What I predicted
In my early writings on the subject, I described a completely paperless communication system. With a hypothetical scientist as the user of this system, I outlined its general characteristics. The scientist would use a terminal to maintain electronic notebooks, compose reports for subsequent electronic publication, access sources of information in the form of databases, index and store information, and communicate with a geographically dispersed network of professional colleagues. Publications would be electronic. For example, a scientific report would be accepted into a database rather than printed in a journal, and all communications among authors, editors, and referees would be through electronic mail.
I expected such an electronic system to emerge, first because of opportunity--the fact that computer terminals of one kind or another would be commonplace in the office and home and would be used for a variety of purposes. Second, I pointed to the soaring costs of distributing information as physical artifacts--books printed on paper--and suggested that it would soon be economically impractical to continue this form of publication. Moreover, I contended that information was becoming less and less accessible in its print-on-paper form.

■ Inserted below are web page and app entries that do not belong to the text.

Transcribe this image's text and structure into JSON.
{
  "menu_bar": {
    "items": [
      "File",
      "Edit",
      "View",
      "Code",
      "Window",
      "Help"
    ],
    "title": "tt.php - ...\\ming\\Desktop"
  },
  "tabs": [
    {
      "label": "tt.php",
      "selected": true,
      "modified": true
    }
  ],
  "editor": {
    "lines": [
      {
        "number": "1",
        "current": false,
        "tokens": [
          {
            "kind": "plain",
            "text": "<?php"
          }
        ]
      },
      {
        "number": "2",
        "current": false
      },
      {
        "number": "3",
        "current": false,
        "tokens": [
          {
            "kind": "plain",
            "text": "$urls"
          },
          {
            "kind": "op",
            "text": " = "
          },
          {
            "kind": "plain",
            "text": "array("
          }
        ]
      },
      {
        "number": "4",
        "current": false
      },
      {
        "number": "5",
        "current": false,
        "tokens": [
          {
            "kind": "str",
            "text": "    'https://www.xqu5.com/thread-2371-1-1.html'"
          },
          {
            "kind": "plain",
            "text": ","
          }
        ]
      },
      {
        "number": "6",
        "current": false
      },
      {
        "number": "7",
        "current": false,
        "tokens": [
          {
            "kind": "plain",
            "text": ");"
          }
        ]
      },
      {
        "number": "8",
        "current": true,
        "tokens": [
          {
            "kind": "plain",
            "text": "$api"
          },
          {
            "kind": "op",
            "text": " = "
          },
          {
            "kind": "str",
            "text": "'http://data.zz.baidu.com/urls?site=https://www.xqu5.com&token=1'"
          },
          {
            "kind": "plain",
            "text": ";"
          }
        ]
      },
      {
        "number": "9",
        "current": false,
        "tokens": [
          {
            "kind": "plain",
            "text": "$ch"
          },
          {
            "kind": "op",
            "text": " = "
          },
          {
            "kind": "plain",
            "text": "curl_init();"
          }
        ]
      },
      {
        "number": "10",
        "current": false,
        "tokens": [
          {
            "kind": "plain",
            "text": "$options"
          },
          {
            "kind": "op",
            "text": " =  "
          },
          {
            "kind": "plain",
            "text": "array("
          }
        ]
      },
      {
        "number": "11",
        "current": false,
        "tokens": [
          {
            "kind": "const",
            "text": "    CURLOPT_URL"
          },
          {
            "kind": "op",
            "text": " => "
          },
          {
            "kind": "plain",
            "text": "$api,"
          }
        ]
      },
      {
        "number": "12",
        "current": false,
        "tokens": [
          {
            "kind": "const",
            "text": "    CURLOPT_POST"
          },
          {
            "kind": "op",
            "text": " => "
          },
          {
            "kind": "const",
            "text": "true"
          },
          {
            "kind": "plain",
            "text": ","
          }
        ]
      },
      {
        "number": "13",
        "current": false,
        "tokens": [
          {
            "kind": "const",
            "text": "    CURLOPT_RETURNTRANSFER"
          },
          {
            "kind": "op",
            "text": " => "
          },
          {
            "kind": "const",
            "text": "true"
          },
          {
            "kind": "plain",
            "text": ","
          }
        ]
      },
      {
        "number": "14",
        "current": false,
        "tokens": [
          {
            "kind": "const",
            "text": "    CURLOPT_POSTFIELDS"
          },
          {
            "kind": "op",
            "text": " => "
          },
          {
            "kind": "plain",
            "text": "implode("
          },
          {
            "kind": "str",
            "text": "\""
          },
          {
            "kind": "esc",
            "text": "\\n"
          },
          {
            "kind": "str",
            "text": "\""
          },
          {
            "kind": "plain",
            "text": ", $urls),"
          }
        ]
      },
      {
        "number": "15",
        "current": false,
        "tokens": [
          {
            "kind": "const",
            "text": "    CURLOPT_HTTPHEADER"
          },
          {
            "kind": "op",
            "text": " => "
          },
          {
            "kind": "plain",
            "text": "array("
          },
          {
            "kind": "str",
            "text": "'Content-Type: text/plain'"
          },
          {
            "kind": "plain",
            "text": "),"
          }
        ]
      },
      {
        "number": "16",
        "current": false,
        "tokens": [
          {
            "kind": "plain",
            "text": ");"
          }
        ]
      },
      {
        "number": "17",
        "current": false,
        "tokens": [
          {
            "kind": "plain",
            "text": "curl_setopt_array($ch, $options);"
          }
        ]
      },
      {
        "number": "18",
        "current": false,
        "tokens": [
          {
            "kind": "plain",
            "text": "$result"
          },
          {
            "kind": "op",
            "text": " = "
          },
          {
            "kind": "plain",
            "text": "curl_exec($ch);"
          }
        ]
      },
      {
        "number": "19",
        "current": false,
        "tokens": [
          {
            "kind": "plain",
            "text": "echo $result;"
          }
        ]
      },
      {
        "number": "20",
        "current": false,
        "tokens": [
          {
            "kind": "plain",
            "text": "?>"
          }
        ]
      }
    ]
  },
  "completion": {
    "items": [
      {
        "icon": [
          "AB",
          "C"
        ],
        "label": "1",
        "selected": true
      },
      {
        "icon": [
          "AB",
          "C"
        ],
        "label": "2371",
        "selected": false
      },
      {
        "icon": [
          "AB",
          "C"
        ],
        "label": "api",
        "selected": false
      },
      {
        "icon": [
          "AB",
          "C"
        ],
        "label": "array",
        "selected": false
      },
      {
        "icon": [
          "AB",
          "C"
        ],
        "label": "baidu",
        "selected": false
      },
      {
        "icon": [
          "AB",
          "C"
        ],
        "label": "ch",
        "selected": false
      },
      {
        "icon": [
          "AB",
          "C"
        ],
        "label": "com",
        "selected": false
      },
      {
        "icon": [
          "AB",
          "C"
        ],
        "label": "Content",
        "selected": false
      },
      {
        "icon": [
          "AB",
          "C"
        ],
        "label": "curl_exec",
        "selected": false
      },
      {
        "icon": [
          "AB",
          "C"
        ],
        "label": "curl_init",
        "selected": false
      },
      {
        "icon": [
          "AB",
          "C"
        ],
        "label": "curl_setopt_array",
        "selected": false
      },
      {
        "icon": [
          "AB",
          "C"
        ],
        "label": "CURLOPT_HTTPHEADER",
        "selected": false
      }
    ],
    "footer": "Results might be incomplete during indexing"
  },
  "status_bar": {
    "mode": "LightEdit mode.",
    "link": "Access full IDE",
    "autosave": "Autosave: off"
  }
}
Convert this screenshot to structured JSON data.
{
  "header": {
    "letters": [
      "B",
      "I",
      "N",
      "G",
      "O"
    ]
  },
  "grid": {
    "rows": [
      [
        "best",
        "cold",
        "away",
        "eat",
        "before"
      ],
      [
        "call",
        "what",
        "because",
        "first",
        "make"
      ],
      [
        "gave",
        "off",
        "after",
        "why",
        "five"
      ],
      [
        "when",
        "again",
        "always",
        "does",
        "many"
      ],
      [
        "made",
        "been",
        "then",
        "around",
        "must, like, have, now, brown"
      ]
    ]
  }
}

I also claimed that a fully electronic system might offer many advantages--improving accessibility, selectivity, and speed …